Trying to get Ajay Devgan to speak after a long day's shoot is like extracting teeth.
One has to coax him to discuss his new film, Prakash Jha's Gangaajal. "It is a very realistic film," he says. "It is about our society and how to tackle its problems. I play an IPS officer posted to a town in Bihar. He has to contend with people who don't abide by the law, and he has to fight to uphold the law."
Asked if the film is about the infamous Bhagalpur blindings when Bihar policemen sprayed acid into the eyes of undertrials in 1980, he says, "I have read about the Bhagalpur blindings but that has nothing to do with this film. There is just a passing reference to that incident.
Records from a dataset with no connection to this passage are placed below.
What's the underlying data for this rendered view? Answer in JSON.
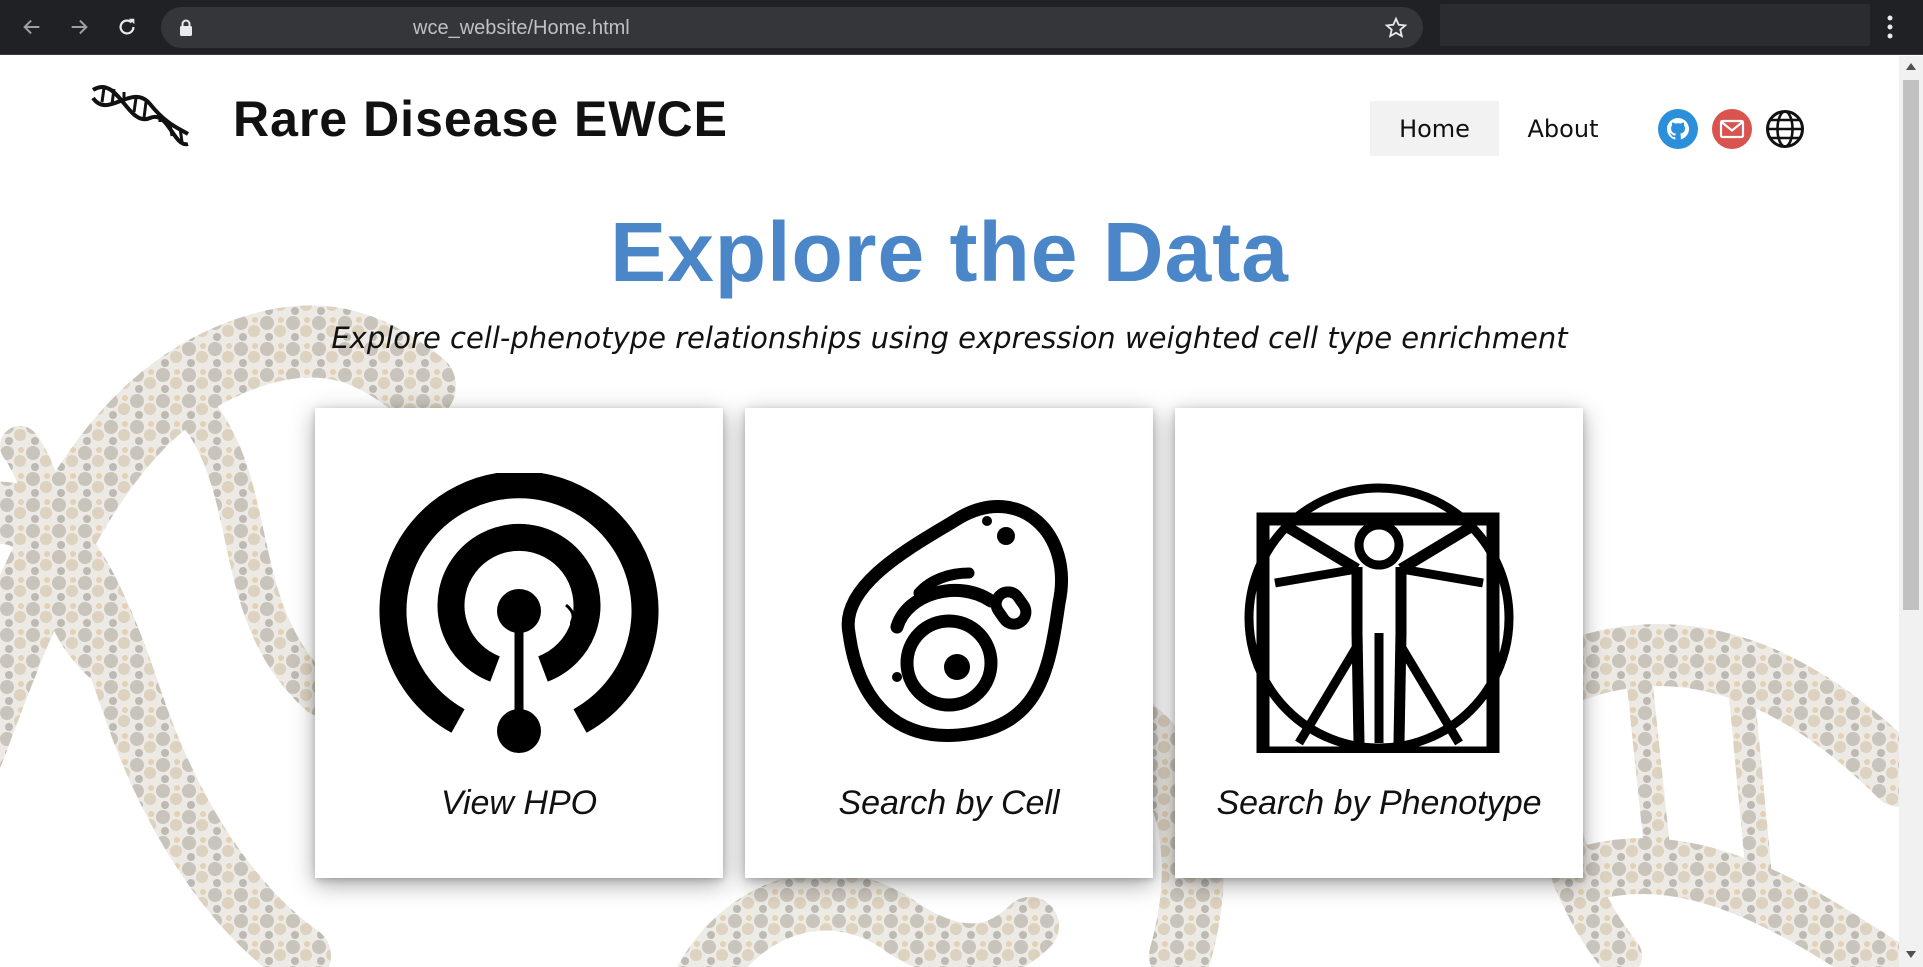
{
  "browser": {
    "url": "wce_website/Home.html",
    "icons": [
      "back-arrow-icon",
      "forward-arrow-icon",
      "reload-icon",
      "lock-icon",
      "bookmark-star-icon",
      "menu-dots-icon"
    ]
  },
  "site": {
    "title": "Rare Disease EWCE"
  },
  "nav": {
    "home_label": "Home",
    "about_label": "About",
    "social_icons": [
      "github-icon",
      "email-icon",
      "globe-icon"
    ]
  },
  "hero": {
    "title": "Explore the Data",
    "subtitle": "Explore cell-phenotype relationships using expression weighted cell type enrichment"
  },
  "cards": [
    {
      "label": "View HPO",
      "icon": "hpo-logo-icon"
    },
    {
      "label": "Search by Cell",
      "icon": "cell-icon"
    },
    {
      "label": "Search by Phenotype",
      "icon": "vitruvian-man-icon"
    }
  ],
  "colors": {
    "accent": "#4a86c8",
    "chrome_bg": "#202124",
    "github_blue": "#2c8fd9",
    "email_red": "#d9534f"
  }
}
As far as [knowing about] Bihar society, I have learnt about it from Prakash Jha."
The shooting for Gangaajal began a fortnight ago at Wai in Maharashtra's Satara district. Gracy Singh (of Lagaan) plays Ajay's wife. Mohan Joshi, Mohan Agashe and Ayub Khan -- all of who acted in Jha's Mrityudand -- also star in the film.
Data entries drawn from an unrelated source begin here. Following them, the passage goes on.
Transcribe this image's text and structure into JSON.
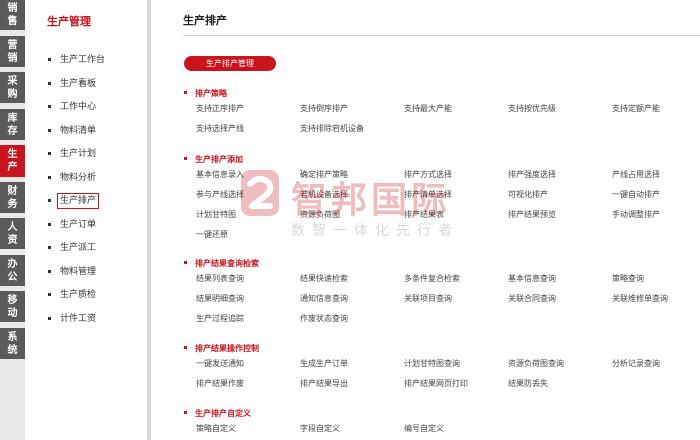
{
  "leftnav": [
    {
      "label": "销售",
      "active": false
    },
    {
      "label": "营销",
      "active": false
    },
    {
      "label": "采购",
      "active": false
    },
    {
      "label": "库存",
      "active": false
    },
    {
      "label": "生产",
      "active": true
    },
    {
      "label": "财务",
      "active": false
    },
    {
      "label": "人资",
      "active": false
    },
    {
      "label": "办公",
      "active": false
    },
    {
      "label": "移动",
      "active": false
    },
    {
      "label": "系统",
      "active": false
    }
  ],
  "sidebar": {
    "title": "生产管理",
    "items": [
      "生产工作台",
      "生产看板",
      "工作中心",
      "物料清单",
      "生产计划",
      "物料分析",
      "生产排产",
      "生产订单",
      "生产派工",
      "物料管理",
      "生产质检",
      "计件工资"
    ],
    "selected": "生产排产"
  },
  "main": {
    "title": "生产排产",
    "pill": "生产排产管理",
    "sections": [
      {
        "title": "排产策略",
        "items": [
          "支持正序排产",
          "支持倒序排产",
          "支持最大产能",
          "支持按优先级",
          "支持定额产能",
          "支持选择产线",
          "支持排除宕机设备"
        ]
      },
      {
        "title": "生产排产添加",
        "items": [
          "基本信息录入",
          "确定排产策略",
          "排产方式选择",
          "排产强度选择",
          "产线占用选择",
          "参与产线选择",
          "若机设备选择",
          "排产清单选择",
          "可视化排产",
          "一键自动排产",
          "计划甘特图",
          "资源负荷图",
          "排产结果表",
          "排产结果预览",
          "手动调整排产",
          "一键还原"
        ]
      },
      {
        "title": "排产结果查询检索",
        "items": [
          "结果列表查询",
          "结果快速检索",
          "多条件复合检索",
          "基本信息查询",
          "策略查询",
          "结果明细查询",
          "通知信息查询",
          "关联项目查询",
          "关联合同查询",
          "关联维修单查询",
          "生产过程追踪",
          "作废状态查询"
        ]
      },
      {
        "title": "排产结果操作控制",
        "items": [
          "一键发送通知",
          "生成生产订单",
          "计划甘特图查询",
          "资源负荷图查询",
          "分析记录查询",
          "排产结果作废",
          "排产结果导出",
          "排产结果网页打印",
          "结果防丢失"
        ]
      },
      {
        "title": "生产排产自定义",
        "items": [
          "策略自定义",
          "字段自定义",
          "编号自定义"
        ]
      }
    ]
  },
  "watermark": {
    "logo_icon": "zhibang-logo-icon",
    "text": "智邦国际",
    "subtitle": "数智一体化先行者"
  },
  "colors": {
    "accent": "#c8141d",
    "nav_bg": "#5a5a5a"
  }
}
Ajay is impressed by the locals of Wai: "I admire these villagers. They have been trained by Prakash's team but have acted like professionals."
He refuses to concede there are too many films being made on the police in Bollywood this year, only saying, "Prakash Jha is a great director. I struck a good rapport with him and like him. I believe in doing sensible cinema.
"I think I have been lucky to get good directors and good roles at the right time," he says shrugging off the question whether he is moving from romantic and comic hero to more serious roles. "I am not shifting any roles. I am open to all kinds of roles. I like good characters. I signed this film because of the character, script, director and authenticity."
The actor has certainly come a long way from his debut, Phool Aur Kaante. "Many people said many things," Devgan asserts. "They said whatever they wanted to. I worked hard and my work reflects that. I have no complaints."